South Philly's Mexican restaurant scene is so hot right now that, within 24 hours of publishing my ultimate food guide to 30-plus restaurants in "Puebladelphia," online at philly.com/mexican, I'd found another new gem to call a favorite. And there's something a little different about El Rancho Viejo, as well as something familiar. What's familiar: there are two hardworking immigrant families with roots in Puebla's San Mateo Ozolco behind this slender little BYOB with peach-colored walls and an open kitchen, which opened in March behind a low-slung brick facade at the corner of South Fifth Street and Carpenter. And the essentials of the menu here draw on handmade ingredients and traditional family recipes that inform everything from the hand-pressed tortillas for chalupas glazed with vivid green and orange salsas to the tender roast pork pibil tacos and an especially aromatic al pastor meat shaved off a turning trompa spit.

The chalupas at El Rancho Viejo are made from fresh tortillas with vibrant salsas, onions and cheese.
CRAIG LABAN
The chalupas at El Rancho Viejo are made from fresh tortillas with vibrant salsas, onions and cheese.

But then, suddenly, there are these chops sizzling on the grill — big, honking marbled slabs of prime-grade steaks and racks of lamb that are anything but common in the neighborhood's humble taquerias. It turns out one of the owners and co-chefs, Silvestre Rincón, has been the in-house butcher for many years at Center City's Capital Grille. He still works there three days a week, starting at 8 a.m. and getting off just in time to work the evening shift at El Rancho Viejo (the Old Ranch), which he co-owns with his American wife, Katelyn Scheideman; his sister Angel; and her husband,  Elezar "Cali" Cortes, who still works his day job, too, at El Fuego. Among the four of them, Scheideman says, this menu really reflects "not just where we're from, but where we've been." That accounts for fancier offerings, like the beautiful cream of carrot soup with plump seared shrimp as well as the earthier tortilla soup made by Angel, the punchy salsas made by Cortes, and  the unusual nachos topped with Thai-influenced lamb massaman curry that Rincón helped develop when he was a partner at the now-closed Tuk Tuk Real.
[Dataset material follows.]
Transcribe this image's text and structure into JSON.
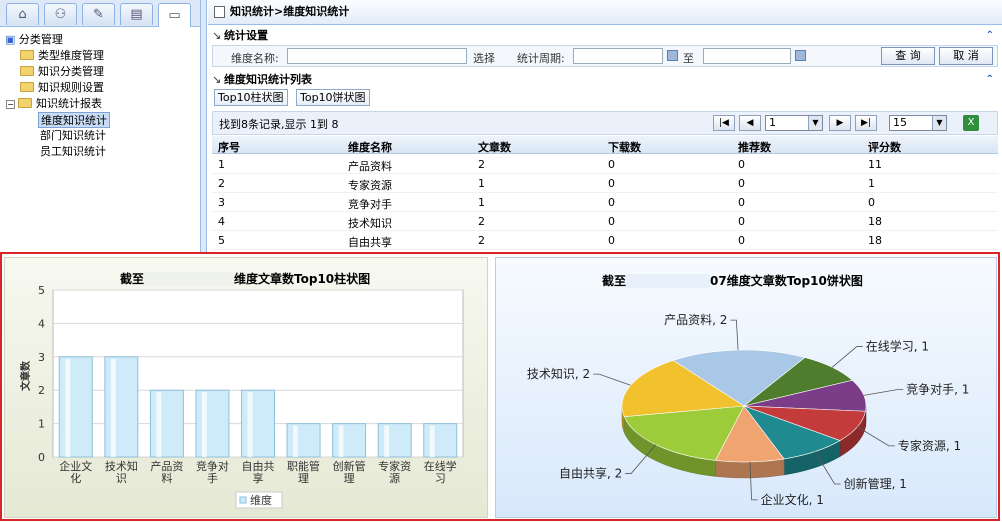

But it is those chops that most caught my attention, and not just because an 18-ounce bone-in prime strip or 20-ounce T-bone are a good deal at around $25. Rincón, who effortlessly cleaned a 24-ounce rack of Australian lamb to order ($27), knows how to handle good meat. The beef steaks (which I've yet to try) get his special chili-spiced rub, but the lamb is treated simply. That's because his mom's mole poblano — made on the family ranch in San Mateo, then shipped north — is all the embellishment those double-cut chops need. They're juicy, tender, and perfectly pink, and just a hint gamy as I dragged them through the silky brown sauce, which has no chocolate, unlike most other mole poblanos. It relies on the perfect balance of fruits, nuts, and various roasty chilies for a profile that's more smoke and spice than noticeably sweet. For the sweet tooth, there is the still-unnamed sundae special that brings hot churros stuffed with cajeta caramel over vanilla ice cream swirled with chocolate sauce and … vegetables. Roasted corn and sweet potatoes are surprisingly great for dessert: "It's just like home," says Rincón, whose family has created a compelling new home of their own in the heart of Mexican South Philly.

Hot churros stuffed with cajeta caramel and ice cream topped with corn, sweet potatoes and caramel make for an unusual but decadent sundae special at El Rancho Viejo.
CRAIG LABAN
Hot churros stuffed with cajeta caramel and ice cream topped with corn, sweet potatoes and caramel make for an unusual but decadent sundae special at El Rancho Viejo.

— Craig LaBan

Rack of lamb with mole poblano, $27, El Rancho Viejo, 942 S. Fifth St., 215-644-8735; el-rancho-viejo.business.site